### [TO DO]
Working through the lines below, return each one that holds "title".

App and web page records
== Segment start ==

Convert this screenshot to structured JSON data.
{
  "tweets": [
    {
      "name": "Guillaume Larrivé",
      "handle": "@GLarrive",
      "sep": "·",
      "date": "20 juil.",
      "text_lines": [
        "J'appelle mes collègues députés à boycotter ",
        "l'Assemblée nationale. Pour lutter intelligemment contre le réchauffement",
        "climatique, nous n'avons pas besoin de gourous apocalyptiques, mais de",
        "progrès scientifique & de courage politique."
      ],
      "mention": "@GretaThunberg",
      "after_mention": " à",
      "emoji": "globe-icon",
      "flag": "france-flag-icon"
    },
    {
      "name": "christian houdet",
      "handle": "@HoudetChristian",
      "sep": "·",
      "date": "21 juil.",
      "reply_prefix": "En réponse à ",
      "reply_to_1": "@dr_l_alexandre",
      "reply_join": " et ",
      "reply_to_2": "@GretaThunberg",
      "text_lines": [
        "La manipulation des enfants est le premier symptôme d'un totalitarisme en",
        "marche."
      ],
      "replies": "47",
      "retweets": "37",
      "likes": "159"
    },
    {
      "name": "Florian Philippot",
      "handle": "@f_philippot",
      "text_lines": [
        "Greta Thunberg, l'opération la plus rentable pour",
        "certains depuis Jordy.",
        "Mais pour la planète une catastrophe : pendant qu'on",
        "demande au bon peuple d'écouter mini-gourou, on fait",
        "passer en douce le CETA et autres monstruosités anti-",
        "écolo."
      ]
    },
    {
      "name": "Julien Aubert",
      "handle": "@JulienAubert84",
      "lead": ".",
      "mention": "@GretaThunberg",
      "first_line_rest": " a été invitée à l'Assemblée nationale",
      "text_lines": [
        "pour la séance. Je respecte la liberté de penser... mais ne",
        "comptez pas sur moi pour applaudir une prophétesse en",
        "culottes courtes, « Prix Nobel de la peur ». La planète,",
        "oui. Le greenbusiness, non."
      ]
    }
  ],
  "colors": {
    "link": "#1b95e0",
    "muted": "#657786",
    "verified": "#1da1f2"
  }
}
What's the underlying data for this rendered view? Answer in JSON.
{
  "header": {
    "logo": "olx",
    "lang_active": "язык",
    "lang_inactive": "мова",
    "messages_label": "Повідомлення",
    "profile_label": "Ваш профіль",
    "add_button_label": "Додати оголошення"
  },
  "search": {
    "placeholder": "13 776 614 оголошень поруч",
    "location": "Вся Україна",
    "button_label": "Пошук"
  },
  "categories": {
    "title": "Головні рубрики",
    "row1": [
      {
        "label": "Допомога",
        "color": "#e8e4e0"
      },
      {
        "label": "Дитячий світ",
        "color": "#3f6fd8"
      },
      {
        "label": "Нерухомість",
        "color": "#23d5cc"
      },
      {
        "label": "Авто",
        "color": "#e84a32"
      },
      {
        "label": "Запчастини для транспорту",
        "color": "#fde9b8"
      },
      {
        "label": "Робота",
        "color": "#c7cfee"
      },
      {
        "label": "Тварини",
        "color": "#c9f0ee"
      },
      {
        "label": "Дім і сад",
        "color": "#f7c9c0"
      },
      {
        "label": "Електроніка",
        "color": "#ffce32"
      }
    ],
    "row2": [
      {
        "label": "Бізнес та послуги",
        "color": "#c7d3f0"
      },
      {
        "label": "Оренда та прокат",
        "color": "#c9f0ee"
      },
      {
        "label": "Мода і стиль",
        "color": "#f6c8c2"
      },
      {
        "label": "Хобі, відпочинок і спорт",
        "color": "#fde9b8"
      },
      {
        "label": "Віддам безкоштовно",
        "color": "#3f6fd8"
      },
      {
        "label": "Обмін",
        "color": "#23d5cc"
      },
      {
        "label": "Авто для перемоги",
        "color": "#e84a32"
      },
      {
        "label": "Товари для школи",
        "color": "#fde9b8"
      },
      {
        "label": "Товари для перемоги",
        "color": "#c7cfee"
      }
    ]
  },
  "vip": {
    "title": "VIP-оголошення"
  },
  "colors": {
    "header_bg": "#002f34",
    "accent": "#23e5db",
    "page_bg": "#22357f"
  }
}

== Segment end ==

### [RESULT OF THIS EXERCISE]
    "title": "Головні рубрики",
    "title": "VIP-оголошення"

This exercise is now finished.